Action item: A single number is needed: how many lines of the data hold the word "JSON".

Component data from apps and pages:
-----

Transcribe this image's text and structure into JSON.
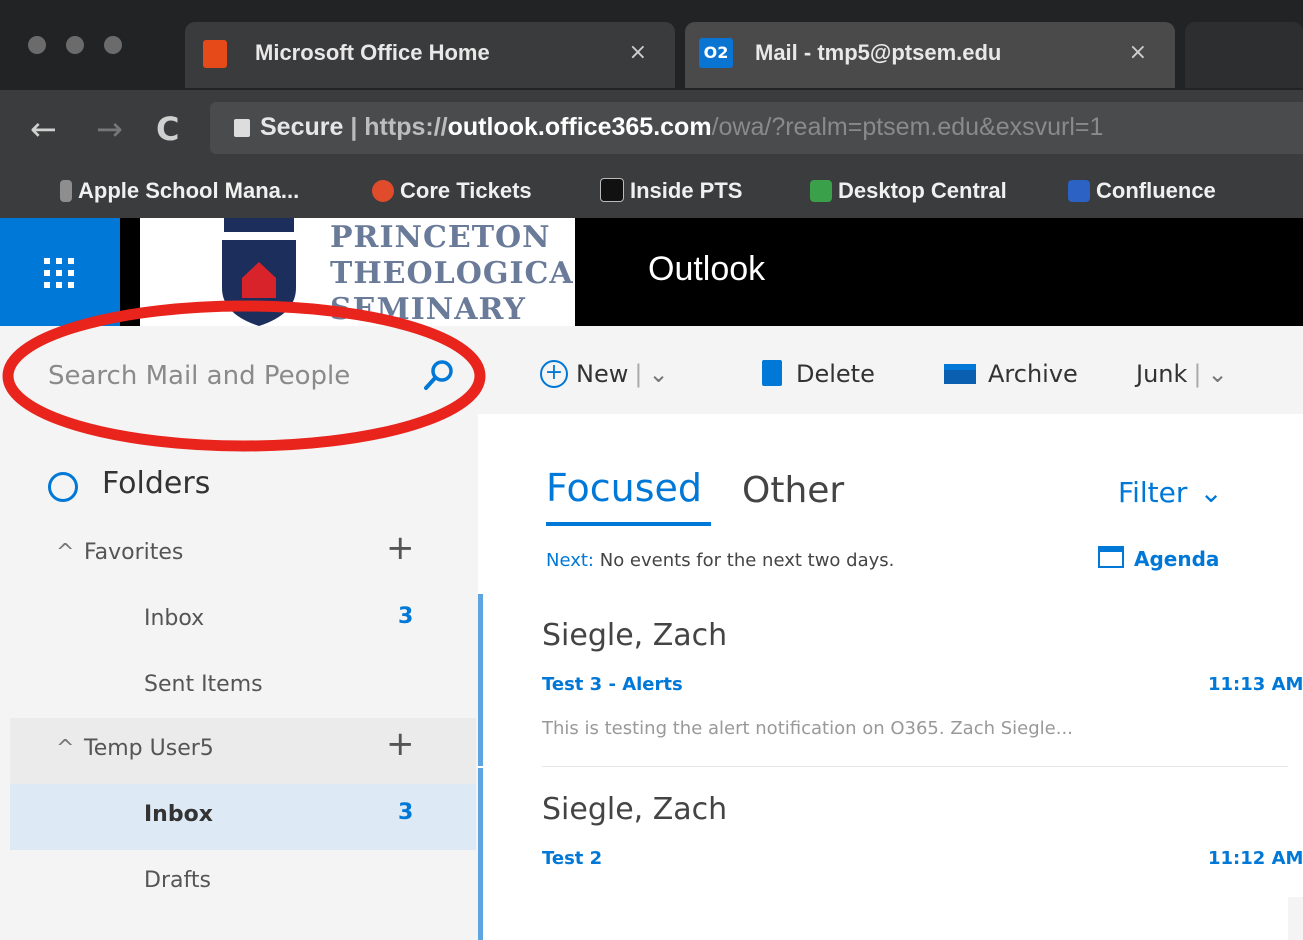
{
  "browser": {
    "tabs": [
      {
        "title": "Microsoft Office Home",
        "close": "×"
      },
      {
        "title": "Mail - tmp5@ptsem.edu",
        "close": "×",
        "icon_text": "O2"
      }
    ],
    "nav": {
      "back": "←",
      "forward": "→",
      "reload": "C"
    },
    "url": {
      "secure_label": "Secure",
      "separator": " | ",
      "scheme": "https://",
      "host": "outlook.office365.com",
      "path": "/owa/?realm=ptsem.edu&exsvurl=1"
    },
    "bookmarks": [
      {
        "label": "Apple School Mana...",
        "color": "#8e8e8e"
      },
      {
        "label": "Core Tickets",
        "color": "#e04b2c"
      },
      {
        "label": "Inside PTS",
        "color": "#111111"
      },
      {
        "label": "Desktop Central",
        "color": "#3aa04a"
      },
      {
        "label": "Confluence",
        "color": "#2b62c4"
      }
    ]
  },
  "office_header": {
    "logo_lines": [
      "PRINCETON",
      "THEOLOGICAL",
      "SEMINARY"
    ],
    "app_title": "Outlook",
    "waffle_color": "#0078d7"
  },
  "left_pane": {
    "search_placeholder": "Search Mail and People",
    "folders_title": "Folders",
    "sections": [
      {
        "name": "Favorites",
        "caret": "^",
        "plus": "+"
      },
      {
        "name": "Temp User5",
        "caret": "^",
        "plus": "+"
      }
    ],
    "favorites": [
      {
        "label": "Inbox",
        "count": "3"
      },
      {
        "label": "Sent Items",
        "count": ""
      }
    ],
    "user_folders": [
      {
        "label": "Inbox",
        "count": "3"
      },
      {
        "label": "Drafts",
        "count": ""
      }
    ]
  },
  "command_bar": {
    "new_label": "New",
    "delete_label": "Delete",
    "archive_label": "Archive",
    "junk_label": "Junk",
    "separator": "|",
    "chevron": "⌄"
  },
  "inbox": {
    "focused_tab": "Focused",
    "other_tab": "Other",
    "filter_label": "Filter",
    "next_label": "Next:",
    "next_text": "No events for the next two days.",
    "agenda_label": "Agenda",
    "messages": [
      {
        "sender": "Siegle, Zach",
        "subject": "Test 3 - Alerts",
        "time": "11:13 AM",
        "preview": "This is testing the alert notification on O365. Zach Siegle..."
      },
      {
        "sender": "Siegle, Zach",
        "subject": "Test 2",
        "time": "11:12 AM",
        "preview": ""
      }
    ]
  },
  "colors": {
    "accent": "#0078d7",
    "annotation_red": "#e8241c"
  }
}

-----

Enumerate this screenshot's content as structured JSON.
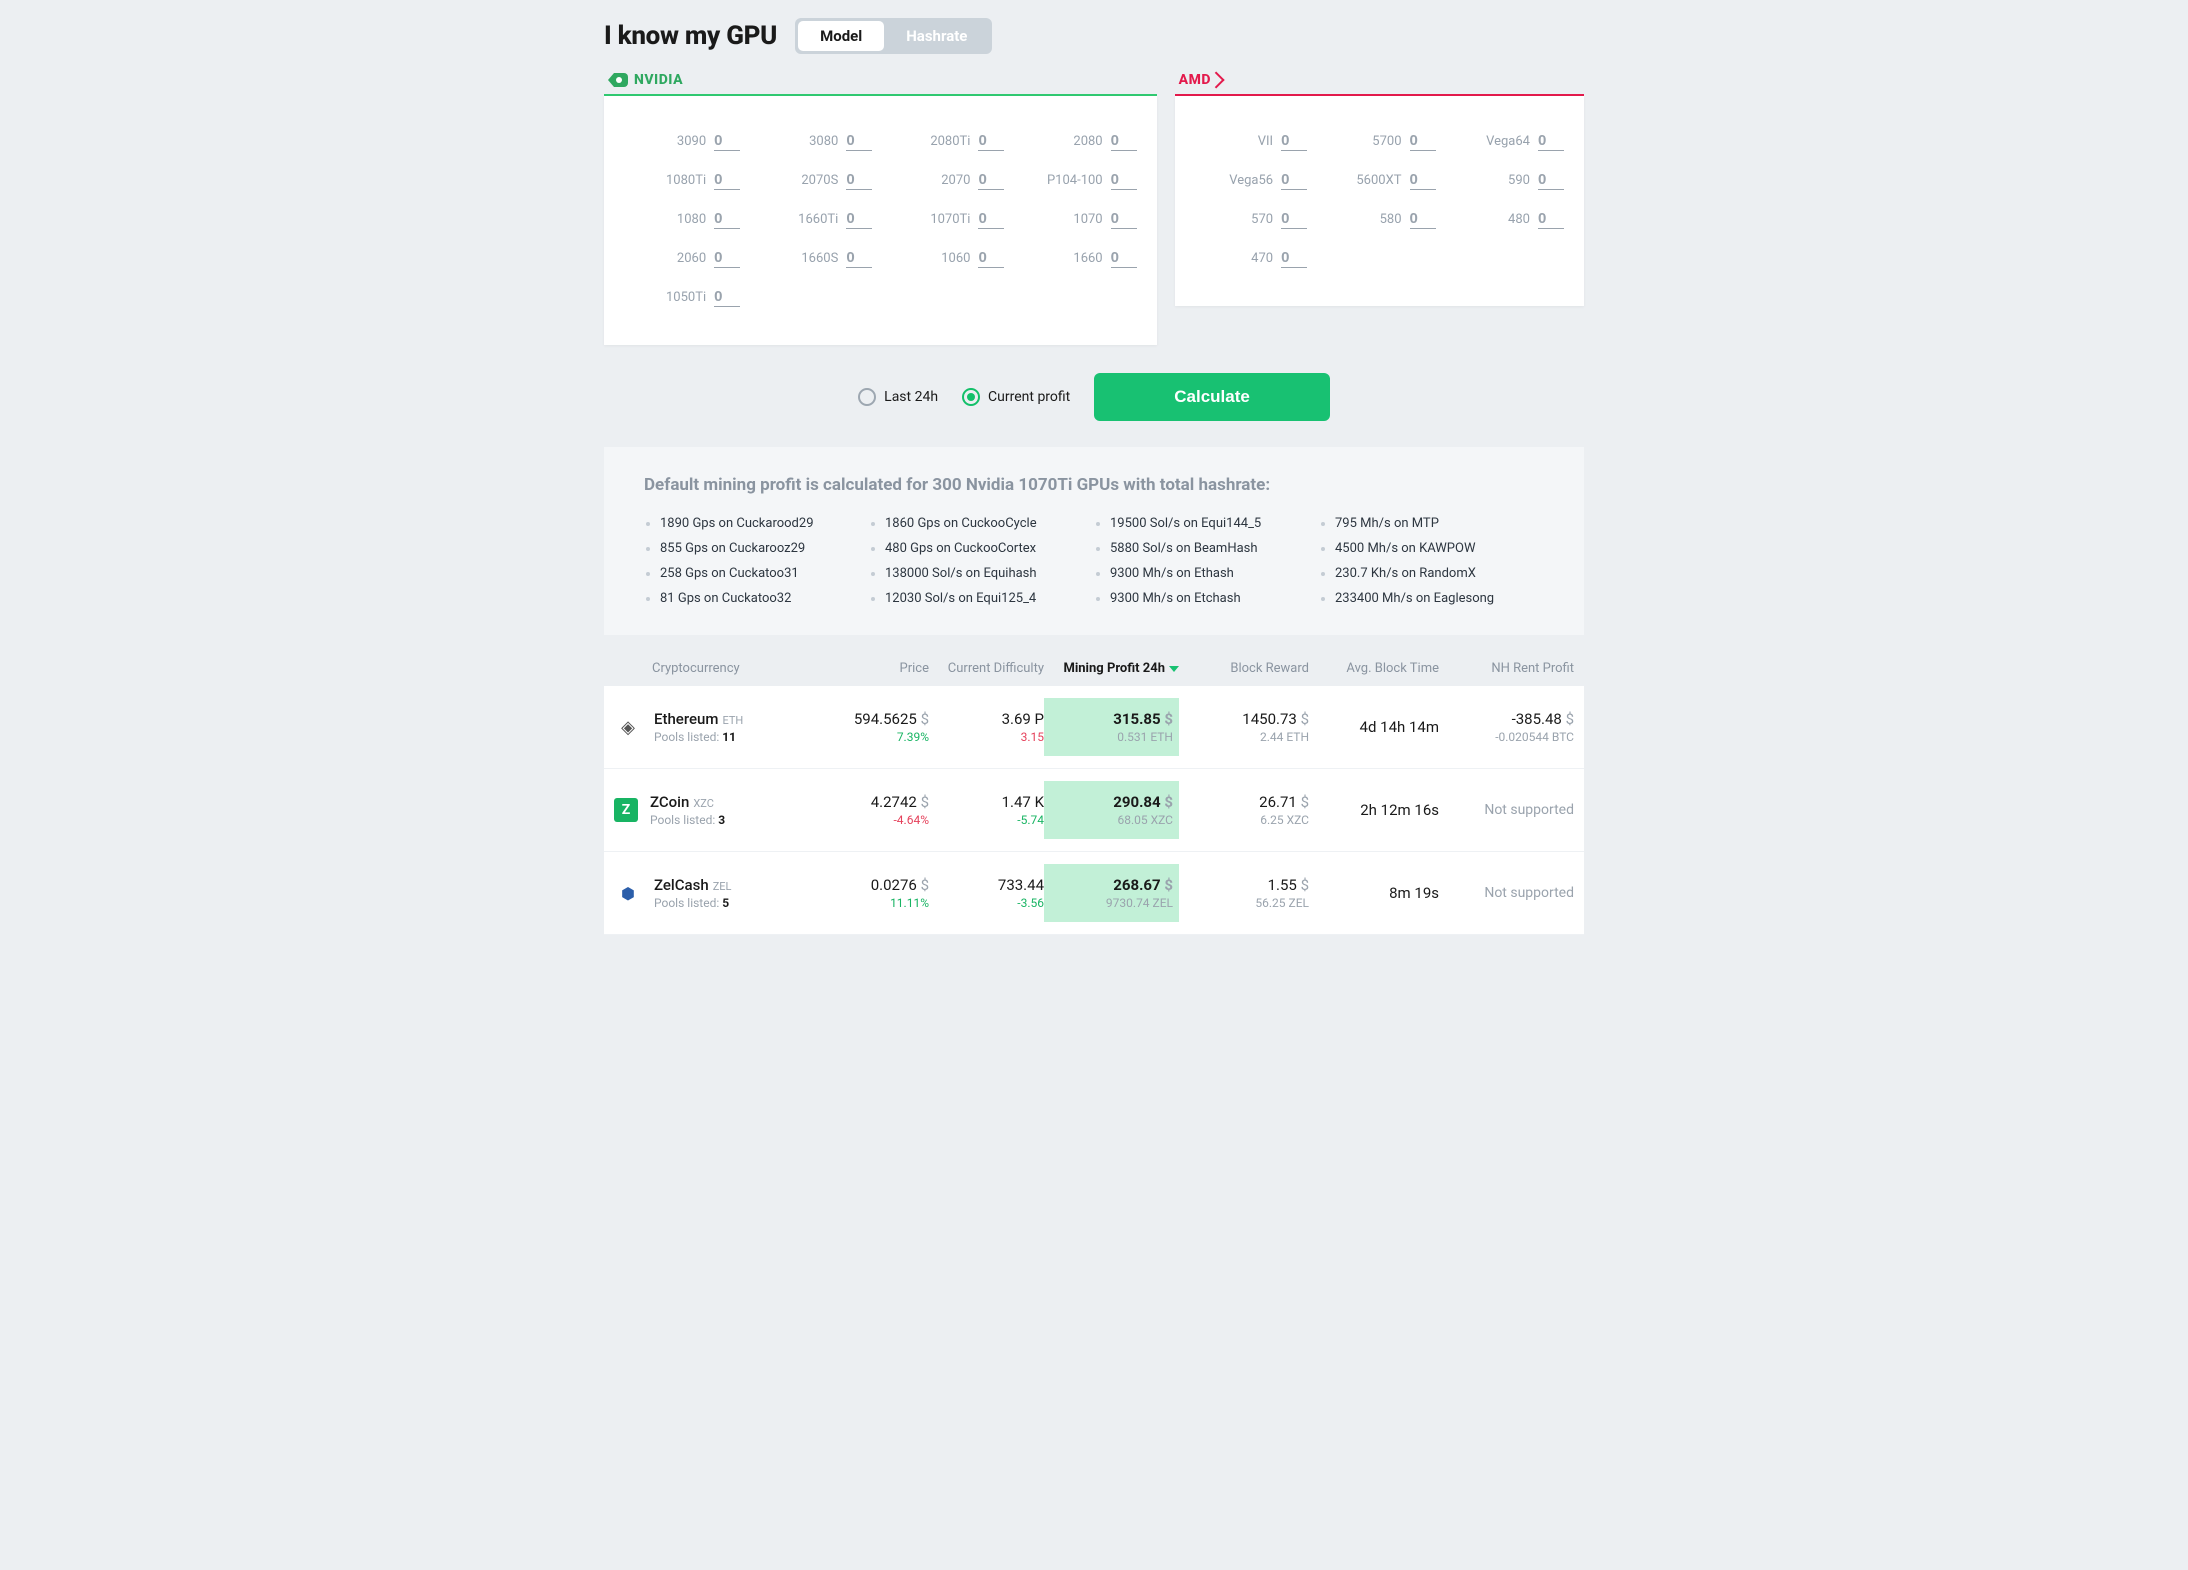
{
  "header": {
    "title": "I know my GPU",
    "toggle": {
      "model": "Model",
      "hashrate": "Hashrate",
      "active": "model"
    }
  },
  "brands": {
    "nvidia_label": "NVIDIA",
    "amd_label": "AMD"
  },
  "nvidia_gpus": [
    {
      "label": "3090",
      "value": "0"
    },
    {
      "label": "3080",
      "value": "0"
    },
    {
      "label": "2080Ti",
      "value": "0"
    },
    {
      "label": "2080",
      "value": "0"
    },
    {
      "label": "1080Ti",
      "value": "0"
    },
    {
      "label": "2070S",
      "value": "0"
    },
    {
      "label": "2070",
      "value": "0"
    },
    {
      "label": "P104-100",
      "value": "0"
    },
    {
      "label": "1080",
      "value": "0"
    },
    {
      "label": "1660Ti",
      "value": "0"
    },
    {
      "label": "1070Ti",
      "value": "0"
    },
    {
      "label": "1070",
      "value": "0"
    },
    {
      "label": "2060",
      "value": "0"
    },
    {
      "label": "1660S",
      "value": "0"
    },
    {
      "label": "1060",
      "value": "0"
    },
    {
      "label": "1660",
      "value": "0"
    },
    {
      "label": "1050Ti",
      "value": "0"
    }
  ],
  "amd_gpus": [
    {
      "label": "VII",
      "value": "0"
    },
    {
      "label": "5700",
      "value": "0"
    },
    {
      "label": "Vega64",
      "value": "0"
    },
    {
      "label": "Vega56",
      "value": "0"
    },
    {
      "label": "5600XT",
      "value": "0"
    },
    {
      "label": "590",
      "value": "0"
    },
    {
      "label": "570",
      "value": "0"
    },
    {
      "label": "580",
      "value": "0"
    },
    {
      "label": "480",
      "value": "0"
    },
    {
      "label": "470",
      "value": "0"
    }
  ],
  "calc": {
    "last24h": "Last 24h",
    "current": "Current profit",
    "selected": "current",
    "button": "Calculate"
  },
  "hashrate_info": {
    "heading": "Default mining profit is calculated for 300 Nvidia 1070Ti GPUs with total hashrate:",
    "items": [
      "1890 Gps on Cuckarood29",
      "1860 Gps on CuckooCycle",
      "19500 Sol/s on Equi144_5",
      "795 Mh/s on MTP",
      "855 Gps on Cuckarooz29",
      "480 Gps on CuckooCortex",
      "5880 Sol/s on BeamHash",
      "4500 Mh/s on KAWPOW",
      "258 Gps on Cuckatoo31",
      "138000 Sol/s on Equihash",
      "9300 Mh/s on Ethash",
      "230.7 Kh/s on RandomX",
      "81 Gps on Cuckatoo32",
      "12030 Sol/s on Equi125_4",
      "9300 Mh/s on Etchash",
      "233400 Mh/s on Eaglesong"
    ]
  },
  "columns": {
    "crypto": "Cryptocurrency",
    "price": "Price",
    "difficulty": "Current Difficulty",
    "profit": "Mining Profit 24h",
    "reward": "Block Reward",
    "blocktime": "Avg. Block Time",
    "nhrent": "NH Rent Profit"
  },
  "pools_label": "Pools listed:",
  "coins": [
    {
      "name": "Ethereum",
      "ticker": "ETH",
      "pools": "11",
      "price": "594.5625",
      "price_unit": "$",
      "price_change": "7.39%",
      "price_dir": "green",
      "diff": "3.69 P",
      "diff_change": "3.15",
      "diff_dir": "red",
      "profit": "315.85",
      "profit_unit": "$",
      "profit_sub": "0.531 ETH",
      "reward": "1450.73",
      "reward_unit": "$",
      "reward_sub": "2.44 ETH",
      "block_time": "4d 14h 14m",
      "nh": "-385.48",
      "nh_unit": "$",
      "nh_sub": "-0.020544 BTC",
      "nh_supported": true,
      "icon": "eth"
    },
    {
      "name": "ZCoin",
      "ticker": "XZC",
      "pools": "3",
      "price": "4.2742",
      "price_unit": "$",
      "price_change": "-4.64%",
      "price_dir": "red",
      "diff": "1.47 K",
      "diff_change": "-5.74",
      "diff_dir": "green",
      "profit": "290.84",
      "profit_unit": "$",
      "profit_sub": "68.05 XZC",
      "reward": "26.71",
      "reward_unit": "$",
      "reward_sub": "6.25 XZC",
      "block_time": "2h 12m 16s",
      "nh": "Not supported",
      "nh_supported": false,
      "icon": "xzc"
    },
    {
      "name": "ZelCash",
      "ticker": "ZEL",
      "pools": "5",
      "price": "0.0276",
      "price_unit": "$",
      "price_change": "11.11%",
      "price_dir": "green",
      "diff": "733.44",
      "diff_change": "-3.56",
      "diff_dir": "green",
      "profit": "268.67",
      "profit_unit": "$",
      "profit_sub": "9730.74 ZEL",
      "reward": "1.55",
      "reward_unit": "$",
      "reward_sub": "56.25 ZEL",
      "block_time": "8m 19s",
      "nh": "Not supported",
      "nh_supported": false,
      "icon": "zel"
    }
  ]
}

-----

Written solution: 2